Omit every picture while repeating the entries exactly.

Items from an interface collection

##########

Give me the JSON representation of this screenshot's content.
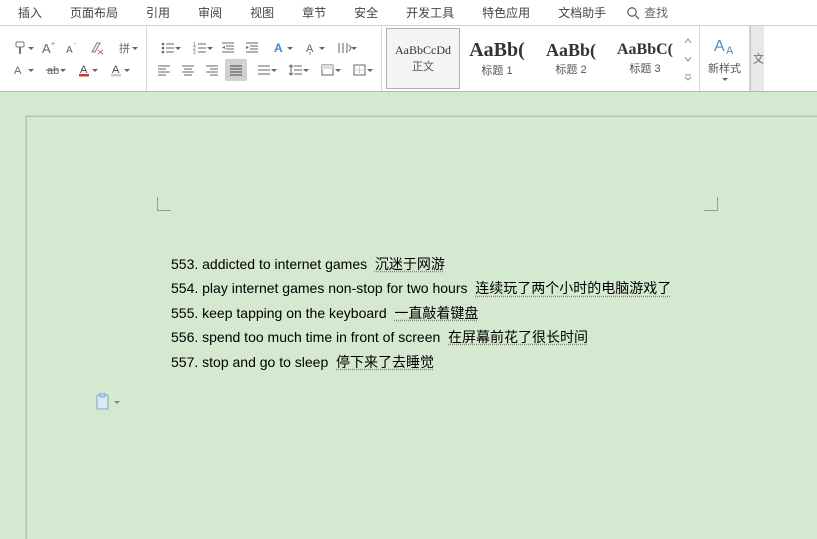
{
  "tabs": [
    "插入",
    "页面布局",
    "引用",
    "审阅",
    "视图",
    "章节",
    "安全",
    "开发工具",
    "特色应用",
    "文档助手"
  ],
  "search_label": "查找",
  "styles": {
    "items": [
      {
        "preview": "AaBbCcDd",
        "label": "正文",
        "size": "12px",
        "weight": "400"
      },
      {
        "preview": "AaBb(",
        "label": "标题 1",
        "size": "20px",
        "weight": "700"
      },
      {
        "preview": "AaBb(",
        "label": "标题 2",
        "size": "18px",
        "weight": "700"
      },
      {
        "preview": "AaBbC(",
        "label": "标题 3",
        "size": "16px",
        "weight": "700"
      }
    ],
    "new_style_label": "新样式"
  },
  "document": {
    "lines": [
      {
        "n": "553.",
        "en": "addicted to internet games",
        "cn": "沉迷于网游"
      },
      {
        "n": "554.",
        "en": "play internet games non-stop for two hours",
        "cn": "连续玩了两个小时的电脑游戏了"
      },
      {
        "n": "555.",
        "en": "keep tapping on the keyboard",
        "cn": "一直敲着键盘"
      },
      {
        "n": "556.",
        "en": "spend too much time in front of screen",
        "cn": "在屏幕前花了很长时间"
      },
      {
        "n": "557.",
        "en": "stop and go to sleep",
        "cn": "停下来了去睡觉"
      }
    ]
  }
}
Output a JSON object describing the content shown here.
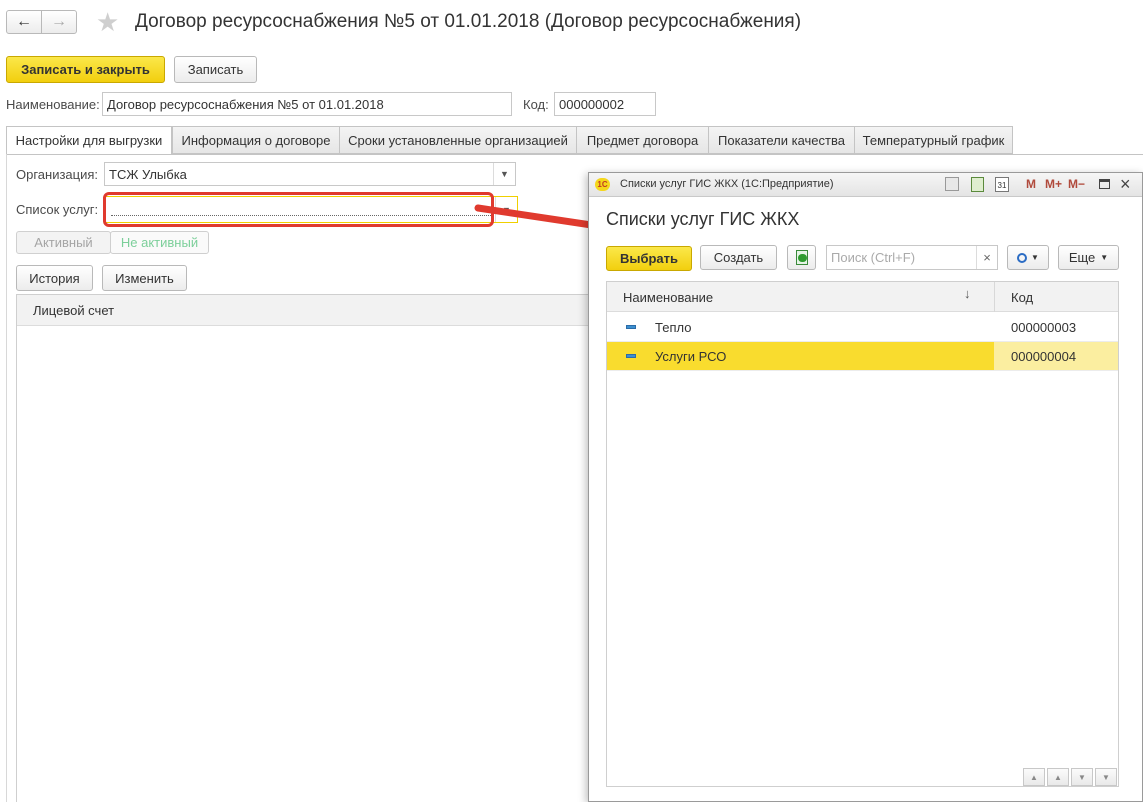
{
  "window": {
    "title": "Договор ресурсоснабжения №5 от 01.01.2018 (Договор ресурсоснабжения)"
  },
  "toolbar": {
    "save_close_label": "Записать и закрыть",
    "save_label": "Записать"
  },
  "form": {
    "name_label": "Наименование:",
    "name_value": "Договор ресурсоснабжения №5 от 01.01.2018",
    "code_label": "Код:",
    "code_value": "000000002"
  },
  "tabs": [
    {
      "label": "Настройки для выгрузки",
      "active": true
    },
    {
      "label": "Информация о договоре"
    },
    {
      "label": "Сроки установленные организацией"
    },
    {
      "label": "Предмет договора"
    },
    {
      "label": "Показатели качества"
    },
    {
      "label": "Температурный график"
    }
  ],
  "settings": {
    "org_label": "Организация:",
    "org_value": "ТСЖ Улыбка",
    "services_label": "Список услуг:",
    "services_value": "",
    "active_label": "Активный",
    "inactive_label": "Не активный",
    "history_label": "История",
    "edit_label": "Изменить",
    "table_header": "Лицевой счет"
  },
  "dialog": {
    "window_title": "Списки услуг ГИС ЖКХ  (1С:Предприятие)",
    "heading": "Списки услуг ГИС ЖКХ",
    "select_label": "Выбрать",
    "create_label": "Создать",
    "search_placeholder": "Поиск (Ctrl+F)",
    "more_label": "Еще",
    "columns": {
      "name": "Наименование",
      "code": "Код"
    },
    "rows": [
      {
        "name": "Тепло",
        "code": "000000003",
        "selected": false
      },
      {
        "name": "Услуги РСО",
        "code": "000000004",
        "selected": true
      }
    ],
    "titlebar_icons": {
      "m": "M",
      "mplus": "M+",
      "mminus": "M−"
    }
  },
  "colors": {
    "accent_yellow": "#f5d71c",
    "selection_row": "#f9dc2e",
    "highlight_red": "#e03a2e"
  }
}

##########

= Task response =
Give me the JSON representation of this screenshot's content.
{
  "tabs": [
    "插入",
    "页面布局",
    "引用",
    "审阅",
    "视图",
    "章节",
    "安全",
    "开发工具",
    "特色应用",
    "文档助手"
  ],
  "search_label": "查找",
  "styles": {
    "items": [
      {
        "preview": "AaBbCcDd",
        "label": "正文",
        "size": "12px",
        "weight": "400"
      },
      {
        "preview": "AaBb(",
        "label": "标题 1",
        "size": "20px",
        "weight": "700"
      },
      {
        "preview": "AaBb(",
        "label": "标题 2",
        "size": "18px",
        "weight": "700"
      },
      {
        "preview": "AaBbC(",
        "label": "标题 3",
        "size": "16px",
        "weight": "700"
      }
    ],
    "new_style_label": "新样式"
  },
  "document": {
    "lines": [
      {
        "n": "553.",
        "en": "addicted to internet games",
        "cn": "沉迷于网游"
      },
      {
        "n": "554.",
        "en": "play internet games non-stop for two hours",
        "cn": "连续玩了两个小时的电脑游戏了"
      },
      {
        "n": "555.",
        "en": "keep tapping on the keyboard",
        "cn": "一直敲着键盘"
      },
      {
        "n": "556.",
        "en": "spend too much time in front of screen",
        "cn": "在屏幕前花了很长时间"
      },
      {
        "n": "557.",
        "en": "stop and go to sleep",
        "cn": "停下来了去睡觉"
      }
    ]
  }
}
Output a JSON object describing the content shown here.
{
  "window": {
    "title": "Договор ресурсоснабжения №5 от 01.01.2018 (Договор ресурсоснабжения)"
  },
  "toolbar": {
    "save_close_label": "Записать и закрыть",
    "save_label": "Записать"
  },
  "form": {
    "name_label": "Наименование:",
    "name_value": "Договор ресурсоснабжения №5 от 01.01.2018",
    "code_label": "Код:",
    "code_value": "000000002"
  },
  "tabs": [
    {
      "label": "Настройки для выгрузки",
      "active": true
    },
    {
      "label": "Информация о договоре"
    },
    {
      "label": "Сроки установленные организацией"
    },
    {
      "label": "Предмет договора"
    },
    {
      "label": "Показатели качества"
    },
    {
      "label": "Температурный график"
    }
  ],
  "settings": {
    "org_label": "Организация:",
    "org_value": "ТСЖ Улыбка",
    "services_label": "Список услуг:",
    "services_value": "",
    "active_label": "Активный",
    "inactive_label": "Не активный",
    "history_label": "История",
    "edit_label": "Изменить",
    "table_header": "Лицевой счет"
  },
  "dialog": {
    "window_title": "Списки услуг ГИС ЖКХ  (1С:Предприятие)",
    "heading": "Списки услуг ГИС ЖКХ",
    "select_label": "Выбрать",
    "create_label": "Создать",
    "search_placeholder": "Поиск (Ctrl+F)",
    "more_label": "Еще",
    "columns": {
      "name": "Наименование",
      "code": "Код"
    },
    "rows": [
      {
        "name": "Тепло",
        "code": "000000003",
        "selected": false
      },
      {
        "name": "Услуги РСО",
        "code": "000000004",
        "selected": true
      }
    ],
    "titlebar_icons": {
      "m": "M",
      "mplus": "M+",
      "mminus": "M−"
    }
  },
  "colors": {
    "accent_yellow": "#f5d71c",
    "selection_row": "#f9dc2e",
    "highlight_red": "#e03a2e"
  }
}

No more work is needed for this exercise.